June 6, 2013

Health Minute With CASI – Dehydration – A Senior Health Risk

By Michelle Migliore, RN

It’s important for seniors to be more aware of ways to prevent dehydration, recognize its signs, and treat it promptly. Sudden shifts in the body’s water balance can frequently result in dehydration, and the physical changes associated with aging expose our seniors in particular to the risks of dehydration. The danger is that they may not know about their dehydrated condition, which could lead to more serious consequences.

Dehydration is often due partly to inadequate water intake, but can happen for many other reasons as well, including as a side effect of prescribed medication like diuretics, diarrhea, excessive sweating, loss of blood and diseases such as diabetes. Aging itself makes people less aware of thirst and also gradually lowers the body’s ability to regulate its fluid balance:

Scientists state that the ability to be aware of and respond to thirst is slowly blunted as we age. As a result, older people do not feel thirst as readily as younger people do. This increases the chances of them consuming less water and consequently suffering dehydration.

The body loses water as we age. Until about age 40, the proportion of total body fluids to body weight is about 60 percent in men and 52 percent in women (the gender difference is due to greater muscle mass and lower body fat in men compared to women; muscle cells contain more water than fat cells). After age 60, the proportion goes down to 52 percent in men and 46 percent in women. The reason for the decline is the loss of muscle mass as one ages and a corresponding increase in fat cells.

In addition, the kidneys’ ability to remove toxins from the blood progressively declines with age. This means the kidneys are not as efficient in concentrating urine in less water, thus older people lose more water than younger ones.

If dehydration is not identified and treated, the consequences to health are significant, including reduced or even loss of consciousness, rapid but weak pulse, and lowered blood pressure. If rehydration is not started, the situation can become life-threatening.

Seniors and Caregivers should watch for these signs of dehydration:

Mild dehydration:
• Dryness of mouth; dry tongue with thick saliva
• Unable to urinate or pass only small amounts of urine
• Dark or deep yellow urine
• Cramping in limbs
• Headaches
• Crying but with few or no tears
• Weakness, general feeling of being unwell
• Sleepiness or irritability

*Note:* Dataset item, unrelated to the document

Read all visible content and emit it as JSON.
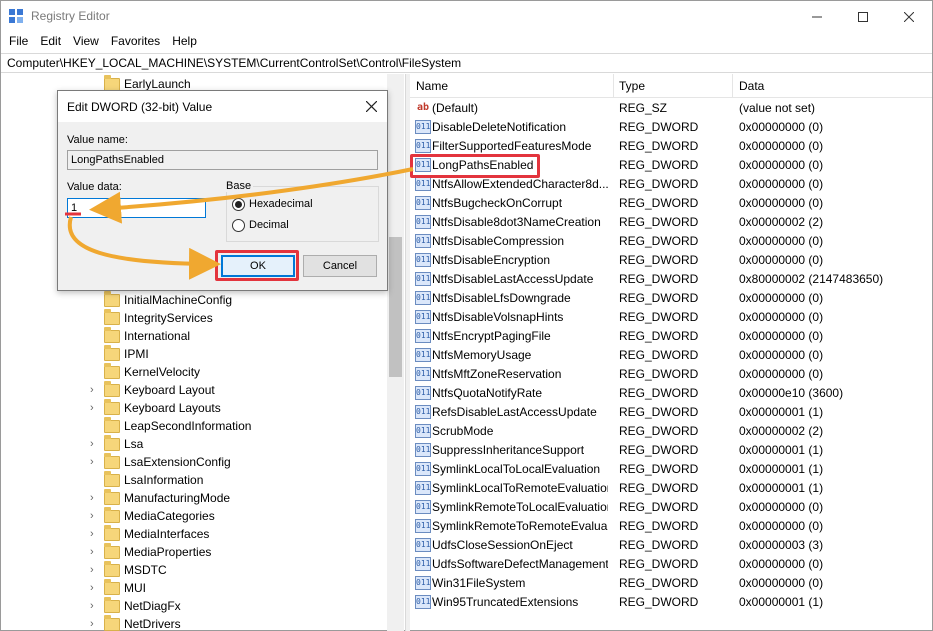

More serious dehydration:
• Low blood pressure
• Convulsions
• Severe cramping and muscle contractions in limbs back and stomach
• Bloated stomach
• Rapid but weak pulse
• Dry and sunken eyes with few or no tears
• Wrinkled skin; no elasticity
• Breathing faster than normal

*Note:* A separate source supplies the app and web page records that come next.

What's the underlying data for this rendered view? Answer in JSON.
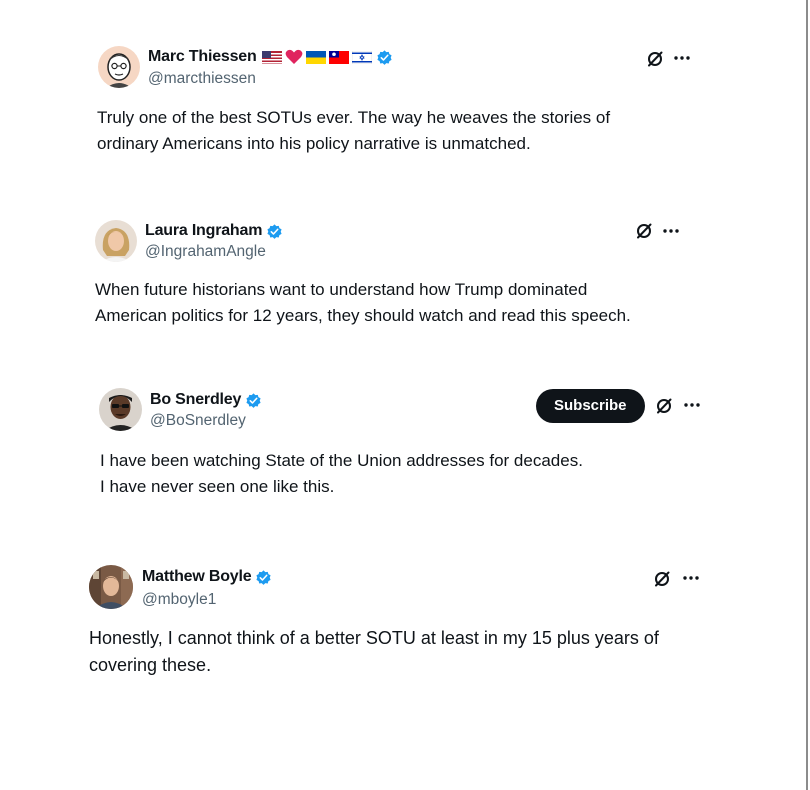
{
  "tweets": [
    {
      "name": "Marc Thiessen",
      "handle": "@marcthiessen",
      "line1": "Truly one of the best SOTUs ever. The way he weaves the stories of",
      "line2": "ordinary Americans into his policy narrative is unmatched.",
      "badges": [
        "us-flag-icon",
        "red-heart-icon",
        "ukraine-flag-icon",
        "taiwan-flag-icon",
        "israel-flag-icon"
      ]
    },
    {
      "name": "Laura Ingraham",
      "handle": "@IngrahamAngle",
      "line1": "When future historians want to understand how Trump dominated",
      "line2": "American politics for 12 years, they should watch and read this speech."
    },
    {
      "name": "Bo Snerdley",
      "handle": "@BoSnerdley",
      "subscribe_label": "Subscribe",
      "line1": "I have been watching State of the Union addresses for decades.",
      "line2": "I have never seen one like this."
    },
    {
      "name": "Matthew Boyle",
      "handle": "@mboyle1",
      "line1": "Honestly, I cannot think of a better SOTU at least in my 15 plus years of",
      "line2": "covering these."
    }
  ],
  "colors": {
    "text": "#0f1419",
    "secondary": "#536471",
    "verified_blue": "#1d9bf0",
    "subscribe_bg": "#0f1419"
  }
}
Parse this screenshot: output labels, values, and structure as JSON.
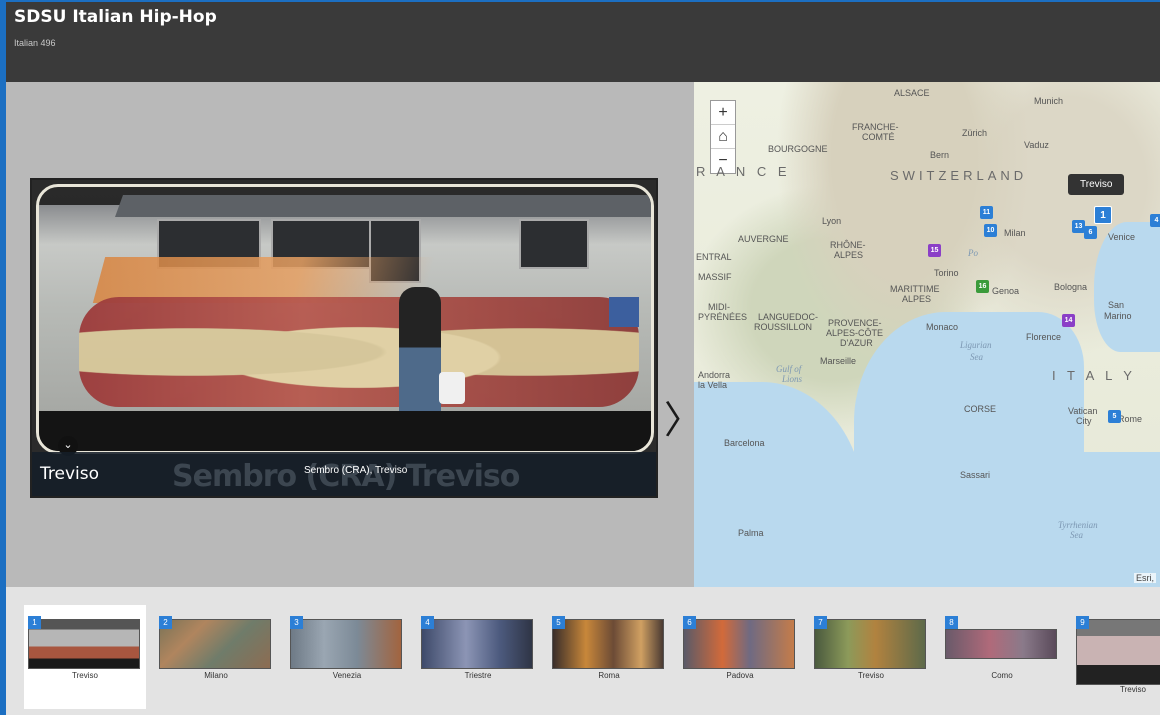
{
  "header": {
    "title": "SDSU Italian Hip-Hop",
    "subtitle": "Italian 496"
  },
  "media": {
    "title": "Treviso",
    "caption": "Sembro (CRA), Treviso",
    "photo_watermark": "Sembro (CRA) Treviso",
    "collapse_icon": "chevron-down-icon",
    "next_icon": "chevron-right-icon"
  },
  "map": {
    "tooltip": "Treviso",
    "attribution": "Esri,",
    "zoom_in": "+",
    "home": "⌂",
    "zoom_out": "−",
    "labels": [
      {
        "text": "Munich"
      },
      {
        "text": "ALSACE"
      },
      {
        "text": "FRANCHE-"
      },
      {
        "text": "COMTÉ"
      },
      {
        "text": "Zürich"
      },
      {
        "text": "Vaduz"
      },
      {
        "text": "BOURGOGNE"
      },
      {
        "text": "Bern"
      },
      {
        "text": "SWITZERLAND"
      },
      {
        "text": "R A N C E"
      },
      {
        "text": "Lyon"
      },
      {
        "text": "AUVERGNE"
      },
      {
        "text": "RHÔNE-"
      },
      {
        "text": "ALPES"
      },
      {
        "text": "ENTRAL"
      },
      {
        "text": "MASSIF"
      },
      {
        "text": "Torino"
      },
      {
        "text": "MARITTIME"
      },
      {
        "text": "ALPES"
      },
      {
        "text": "Genoa"
      },
      {
        "text": "Bologna"
      },
      {
        "text": "San"
      },
      {
        "text": "Marino"
      },
      {
        "text": "MIDI-"
      },
      {
        "text": "PYRÉNÉES"
      },
      {
        "text": "LANGUEDOC-"
      },
      {
        "text": "ROUSSILLON"
      },
      {
        "text": "PROVENCE-"
      },
      {
        "text": "ALPES-CÔTE"
      },
      {
        "text": "D'AZUR"
      },
      {
        "text": "Monaco"
      },
      {
        "text": "Florence"
      },
      {
        "text": "Marseille"
      },
      {
        "text": "Ligurian"
      },
      {
        "text": "Sea"
      },
      {
        "text": "I T A L Y"
      },
      {
        "text": "Andorra"
      },
      {
        "text": "la Vella"
      },
      {
        "text": "Gulf of"
      },
      {
        "text": "Lions"
      },
      {
        "text": "CORSE"
      },
      {
        "text": "Vatican"
      },
      {
        "text": "City"
      },
      {
        "text": "Rome"
      },
      {
        "text": "Barcelona"
      },
      {
        "text": "Sassari"
      },
      {
        "text": "Palma"
      },
      {
        "text": "Tyrrhenian"
      },
      {
        "text": "Sea"
      },
      {
        "text": "Milan"
      },
      {
        "text": "Venice"
      },
      {
        "text": "Po"
      }
    ],
    "pins": [
      {
        "num": "1",
        "color": "blue",
        "active": true
      },
      {
        "num": "11",
        "color": "blue"
      },
      {
        "num": "10",
        "color": "blue"
      },
      {
        "num": "15",
        "color": "purple"
      },
      {
        "num": "16",
        "color": "green"
      },
      {
        "num": "13",
        "color": "blue"
      },
      {
        "num": "6",
        "color": "blue"
      },
      {
        "num": "4",
        "color": "blue"
      },
      {
        "num": "14",
        "color": "purple"
      },
      {
        "num": "5",
        "color": "blue"
      }
    ]
  },
  "thumbnails": [
    {
      "num": "1",
      "caption": "Treviso",
      "active": true
    },
    {
      "num": "2",
      "caption": "Milano"
    },
    {
      "num": "3",
      "caption": "Venezia"
    },
    {
      "num": "4",
      "caption": "Triestre"
    },
    {
      "num": "5",
      "caption": "Roma"
    },
    {
      "num": "6",
      "caption": "Padova"
    },
    {
      "num": "7",
      "caption": "Treviso"
    },
    {
      "num": "8",
      "caption": "Como"
    },
    {
      "num": "9",
      "caption": "Treviso"
    }
  ]
}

Everyone knows—but many people seem to forget—that water is what sustains life. Older people, who get enough water, tend to suffer less constipation, use less laxatives, have fewer falls and, for men, may have a lower risk of bladder cancer. Less constipation may reduce the risk of colorectal cancer. Drinking at least five 8-ounce glasses of water daily reduces the risk of fatal coronary heart disease among older adults. Seniors should make sure they have water by their side at all times. Encourage frequent drinking in moderate amounts.